*TASK TO CARRY OUT*
Work out how many lines in the records include the word "true", then answer with nothing but that number.

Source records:
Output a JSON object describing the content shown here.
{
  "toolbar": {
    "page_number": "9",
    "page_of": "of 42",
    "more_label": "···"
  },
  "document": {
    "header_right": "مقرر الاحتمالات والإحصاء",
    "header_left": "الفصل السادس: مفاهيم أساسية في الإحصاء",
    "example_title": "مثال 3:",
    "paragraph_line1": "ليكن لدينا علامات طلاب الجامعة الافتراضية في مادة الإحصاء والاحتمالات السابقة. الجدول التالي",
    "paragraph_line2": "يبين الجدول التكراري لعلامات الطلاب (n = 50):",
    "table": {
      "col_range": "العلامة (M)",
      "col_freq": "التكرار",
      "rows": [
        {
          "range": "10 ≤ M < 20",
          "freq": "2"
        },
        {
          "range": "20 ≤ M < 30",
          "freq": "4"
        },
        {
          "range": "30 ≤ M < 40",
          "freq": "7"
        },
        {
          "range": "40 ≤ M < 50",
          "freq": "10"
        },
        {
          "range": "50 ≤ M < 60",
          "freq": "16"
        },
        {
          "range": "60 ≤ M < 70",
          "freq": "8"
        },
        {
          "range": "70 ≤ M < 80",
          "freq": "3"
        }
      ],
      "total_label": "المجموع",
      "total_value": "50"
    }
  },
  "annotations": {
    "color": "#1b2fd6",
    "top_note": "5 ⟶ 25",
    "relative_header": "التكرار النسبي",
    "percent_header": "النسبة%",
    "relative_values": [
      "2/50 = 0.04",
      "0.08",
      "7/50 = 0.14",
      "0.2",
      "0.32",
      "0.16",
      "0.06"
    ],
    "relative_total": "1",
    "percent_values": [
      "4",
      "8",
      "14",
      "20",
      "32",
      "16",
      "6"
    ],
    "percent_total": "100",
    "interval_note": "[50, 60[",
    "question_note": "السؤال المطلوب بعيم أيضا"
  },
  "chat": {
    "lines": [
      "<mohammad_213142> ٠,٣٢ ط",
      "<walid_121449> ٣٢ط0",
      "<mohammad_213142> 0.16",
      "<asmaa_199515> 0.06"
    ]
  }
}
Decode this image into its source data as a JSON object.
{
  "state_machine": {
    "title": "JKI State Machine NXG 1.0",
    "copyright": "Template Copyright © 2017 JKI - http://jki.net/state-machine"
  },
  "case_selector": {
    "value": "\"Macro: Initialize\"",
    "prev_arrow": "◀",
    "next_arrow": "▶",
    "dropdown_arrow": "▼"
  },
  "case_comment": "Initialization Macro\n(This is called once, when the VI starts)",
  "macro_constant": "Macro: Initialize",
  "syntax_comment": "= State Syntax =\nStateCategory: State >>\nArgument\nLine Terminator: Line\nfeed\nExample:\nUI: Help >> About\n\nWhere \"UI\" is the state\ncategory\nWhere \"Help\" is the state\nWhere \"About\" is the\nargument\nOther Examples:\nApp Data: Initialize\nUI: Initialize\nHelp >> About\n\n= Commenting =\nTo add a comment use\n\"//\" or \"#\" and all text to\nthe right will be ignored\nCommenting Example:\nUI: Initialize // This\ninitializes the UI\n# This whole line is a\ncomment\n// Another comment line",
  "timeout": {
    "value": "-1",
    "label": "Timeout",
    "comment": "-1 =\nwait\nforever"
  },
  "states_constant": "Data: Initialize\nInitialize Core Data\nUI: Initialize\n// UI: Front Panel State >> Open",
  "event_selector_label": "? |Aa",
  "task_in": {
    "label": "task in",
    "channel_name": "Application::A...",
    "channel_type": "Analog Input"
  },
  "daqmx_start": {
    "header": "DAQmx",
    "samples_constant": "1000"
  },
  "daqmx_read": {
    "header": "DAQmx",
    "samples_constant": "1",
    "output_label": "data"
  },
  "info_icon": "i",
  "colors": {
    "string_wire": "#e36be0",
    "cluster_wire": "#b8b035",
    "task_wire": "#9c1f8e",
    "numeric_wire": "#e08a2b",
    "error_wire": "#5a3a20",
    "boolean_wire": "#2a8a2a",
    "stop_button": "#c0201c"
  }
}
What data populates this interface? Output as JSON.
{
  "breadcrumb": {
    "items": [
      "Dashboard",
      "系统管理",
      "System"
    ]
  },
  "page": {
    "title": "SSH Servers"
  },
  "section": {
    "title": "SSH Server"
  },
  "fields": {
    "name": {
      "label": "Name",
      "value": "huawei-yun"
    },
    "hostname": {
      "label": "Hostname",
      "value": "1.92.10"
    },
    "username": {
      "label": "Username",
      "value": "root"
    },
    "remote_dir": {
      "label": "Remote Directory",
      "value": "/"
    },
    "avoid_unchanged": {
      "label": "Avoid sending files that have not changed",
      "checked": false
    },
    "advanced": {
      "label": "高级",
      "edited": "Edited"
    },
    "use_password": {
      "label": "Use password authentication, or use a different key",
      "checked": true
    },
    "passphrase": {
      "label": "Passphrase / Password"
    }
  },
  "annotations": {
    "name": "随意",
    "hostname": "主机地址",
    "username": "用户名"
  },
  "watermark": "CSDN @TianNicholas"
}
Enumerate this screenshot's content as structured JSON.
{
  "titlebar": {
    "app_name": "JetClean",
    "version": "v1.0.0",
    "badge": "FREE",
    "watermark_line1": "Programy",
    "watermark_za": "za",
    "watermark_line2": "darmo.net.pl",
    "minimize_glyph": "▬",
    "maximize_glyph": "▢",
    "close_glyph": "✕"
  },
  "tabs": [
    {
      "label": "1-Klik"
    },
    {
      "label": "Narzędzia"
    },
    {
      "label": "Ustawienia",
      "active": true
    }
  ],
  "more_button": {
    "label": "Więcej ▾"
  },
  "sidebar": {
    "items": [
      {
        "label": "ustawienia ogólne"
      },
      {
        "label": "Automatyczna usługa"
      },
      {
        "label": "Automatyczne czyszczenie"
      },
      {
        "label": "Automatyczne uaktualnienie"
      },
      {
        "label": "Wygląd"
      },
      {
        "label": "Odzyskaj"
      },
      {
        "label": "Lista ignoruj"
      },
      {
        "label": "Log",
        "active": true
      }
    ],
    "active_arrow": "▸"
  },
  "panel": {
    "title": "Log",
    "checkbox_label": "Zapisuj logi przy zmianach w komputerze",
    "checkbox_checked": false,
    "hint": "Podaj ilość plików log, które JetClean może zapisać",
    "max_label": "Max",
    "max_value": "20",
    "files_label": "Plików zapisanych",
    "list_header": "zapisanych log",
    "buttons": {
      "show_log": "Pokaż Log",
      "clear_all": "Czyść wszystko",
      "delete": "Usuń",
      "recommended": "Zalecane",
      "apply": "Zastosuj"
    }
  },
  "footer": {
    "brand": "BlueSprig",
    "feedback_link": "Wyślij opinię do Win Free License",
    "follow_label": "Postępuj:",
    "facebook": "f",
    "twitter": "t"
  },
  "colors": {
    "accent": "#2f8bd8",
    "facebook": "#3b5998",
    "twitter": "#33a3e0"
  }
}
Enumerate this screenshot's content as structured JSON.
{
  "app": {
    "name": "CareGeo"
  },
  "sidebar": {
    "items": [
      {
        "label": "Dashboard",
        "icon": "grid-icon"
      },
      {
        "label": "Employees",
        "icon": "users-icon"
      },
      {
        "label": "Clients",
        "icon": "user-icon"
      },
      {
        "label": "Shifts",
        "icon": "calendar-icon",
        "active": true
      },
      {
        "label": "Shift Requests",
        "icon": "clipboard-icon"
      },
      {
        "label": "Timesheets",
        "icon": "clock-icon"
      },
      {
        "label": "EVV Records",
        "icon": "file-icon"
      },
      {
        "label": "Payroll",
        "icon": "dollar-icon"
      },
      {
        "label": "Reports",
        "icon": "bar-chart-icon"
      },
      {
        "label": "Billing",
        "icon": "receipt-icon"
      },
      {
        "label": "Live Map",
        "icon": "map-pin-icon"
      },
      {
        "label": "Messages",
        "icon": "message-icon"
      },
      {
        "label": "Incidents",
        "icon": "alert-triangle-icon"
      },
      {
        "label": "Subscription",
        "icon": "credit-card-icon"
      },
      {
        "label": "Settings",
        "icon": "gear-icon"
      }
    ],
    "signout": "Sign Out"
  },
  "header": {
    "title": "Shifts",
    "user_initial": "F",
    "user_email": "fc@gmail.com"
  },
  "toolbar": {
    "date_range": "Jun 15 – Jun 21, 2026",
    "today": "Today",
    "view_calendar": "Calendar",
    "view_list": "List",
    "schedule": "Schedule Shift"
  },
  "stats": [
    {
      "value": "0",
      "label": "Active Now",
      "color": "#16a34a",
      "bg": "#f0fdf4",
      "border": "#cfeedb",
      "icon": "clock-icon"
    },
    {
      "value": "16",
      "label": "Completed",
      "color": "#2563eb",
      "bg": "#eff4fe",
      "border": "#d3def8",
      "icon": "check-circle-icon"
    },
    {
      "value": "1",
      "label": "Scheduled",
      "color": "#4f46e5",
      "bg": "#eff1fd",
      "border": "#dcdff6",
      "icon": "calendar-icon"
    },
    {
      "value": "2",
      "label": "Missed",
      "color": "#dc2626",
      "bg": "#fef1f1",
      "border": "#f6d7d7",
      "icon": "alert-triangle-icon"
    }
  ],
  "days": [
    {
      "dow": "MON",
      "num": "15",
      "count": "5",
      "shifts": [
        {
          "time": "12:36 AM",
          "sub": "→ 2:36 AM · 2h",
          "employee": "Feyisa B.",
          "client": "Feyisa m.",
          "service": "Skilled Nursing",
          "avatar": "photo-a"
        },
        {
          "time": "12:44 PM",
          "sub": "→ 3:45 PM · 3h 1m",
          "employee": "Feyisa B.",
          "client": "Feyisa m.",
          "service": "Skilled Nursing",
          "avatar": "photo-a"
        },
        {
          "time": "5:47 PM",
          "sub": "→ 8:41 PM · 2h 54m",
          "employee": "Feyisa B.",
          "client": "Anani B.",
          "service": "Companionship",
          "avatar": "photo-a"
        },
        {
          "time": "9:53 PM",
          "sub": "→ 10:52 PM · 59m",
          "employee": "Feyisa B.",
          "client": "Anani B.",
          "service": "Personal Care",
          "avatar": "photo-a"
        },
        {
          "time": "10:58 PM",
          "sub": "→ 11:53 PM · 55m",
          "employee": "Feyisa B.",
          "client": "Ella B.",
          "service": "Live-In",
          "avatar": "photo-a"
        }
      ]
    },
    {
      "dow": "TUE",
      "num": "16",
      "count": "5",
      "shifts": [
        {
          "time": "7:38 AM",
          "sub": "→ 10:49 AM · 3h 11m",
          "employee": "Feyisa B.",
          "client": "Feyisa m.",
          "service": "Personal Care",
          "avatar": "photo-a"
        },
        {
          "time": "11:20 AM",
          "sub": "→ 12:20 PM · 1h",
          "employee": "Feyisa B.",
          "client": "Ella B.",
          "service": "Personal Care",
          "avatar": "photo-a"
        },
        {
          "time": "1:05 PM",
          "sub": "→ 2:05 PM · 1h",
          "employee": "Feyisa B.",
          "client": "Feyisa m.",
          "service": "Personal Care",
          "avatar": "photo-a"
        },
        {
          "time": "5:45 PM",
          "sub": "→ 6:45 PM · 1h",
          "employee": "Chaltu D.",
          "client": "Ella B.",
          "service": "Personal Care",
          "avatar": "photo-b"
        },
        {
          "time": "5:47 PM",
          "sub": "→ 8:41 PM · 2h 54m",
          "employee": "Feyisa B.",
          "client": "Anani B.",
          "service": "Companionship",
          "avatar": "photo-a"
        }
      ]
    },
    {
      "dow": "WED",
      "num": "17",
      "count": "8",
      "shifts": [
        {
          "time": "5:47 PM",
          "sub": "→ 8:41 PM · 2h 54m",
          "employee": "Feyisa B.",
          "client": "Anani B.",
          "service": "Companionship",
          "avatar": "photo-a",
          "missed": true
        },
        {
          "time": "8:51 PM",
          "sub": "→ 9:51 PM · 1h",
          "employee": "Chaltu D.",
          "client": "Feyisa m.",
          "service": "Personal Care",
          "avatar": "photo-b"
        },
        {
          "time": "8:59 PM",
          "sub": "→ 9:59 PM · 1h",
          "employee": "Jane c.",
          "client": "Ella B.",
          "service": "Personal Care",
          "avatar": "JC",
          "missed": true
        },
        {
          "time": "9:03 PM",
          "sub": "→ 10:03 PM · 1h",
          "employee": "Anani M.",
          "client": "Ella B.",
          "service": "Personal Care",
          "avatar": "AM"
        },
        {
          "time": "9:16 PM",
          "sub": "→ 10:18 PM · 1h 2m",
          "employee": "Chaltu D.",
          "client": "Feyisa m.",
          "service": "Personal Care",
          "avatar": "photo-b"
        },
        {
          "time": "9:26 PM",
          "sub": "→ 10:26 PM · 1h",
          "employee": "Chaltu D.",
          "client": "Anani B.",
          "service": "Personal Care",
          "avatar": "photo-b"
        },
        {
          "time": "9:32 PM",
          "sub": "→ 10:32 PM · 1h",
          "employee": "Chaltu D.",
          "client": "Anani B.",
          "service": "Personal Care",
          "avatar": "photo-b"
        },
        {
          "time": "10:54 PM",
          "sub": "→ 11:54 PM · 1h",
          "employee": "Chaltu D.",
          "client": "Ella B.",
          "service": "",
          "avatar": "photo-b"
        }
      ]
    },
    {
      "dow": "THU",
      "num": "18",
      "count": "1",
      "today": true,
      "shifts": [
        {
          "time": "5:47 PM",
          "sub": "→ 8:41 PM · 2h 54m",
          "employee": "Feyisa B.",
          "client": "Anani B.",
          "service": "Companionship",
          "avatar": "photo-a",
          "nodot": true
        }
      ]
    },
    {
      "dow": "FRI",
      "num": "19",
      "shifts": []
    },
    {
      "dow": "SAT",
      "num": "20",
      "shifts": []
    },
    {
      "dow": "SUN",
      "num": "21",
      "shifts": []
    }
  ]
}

*RESULT*
8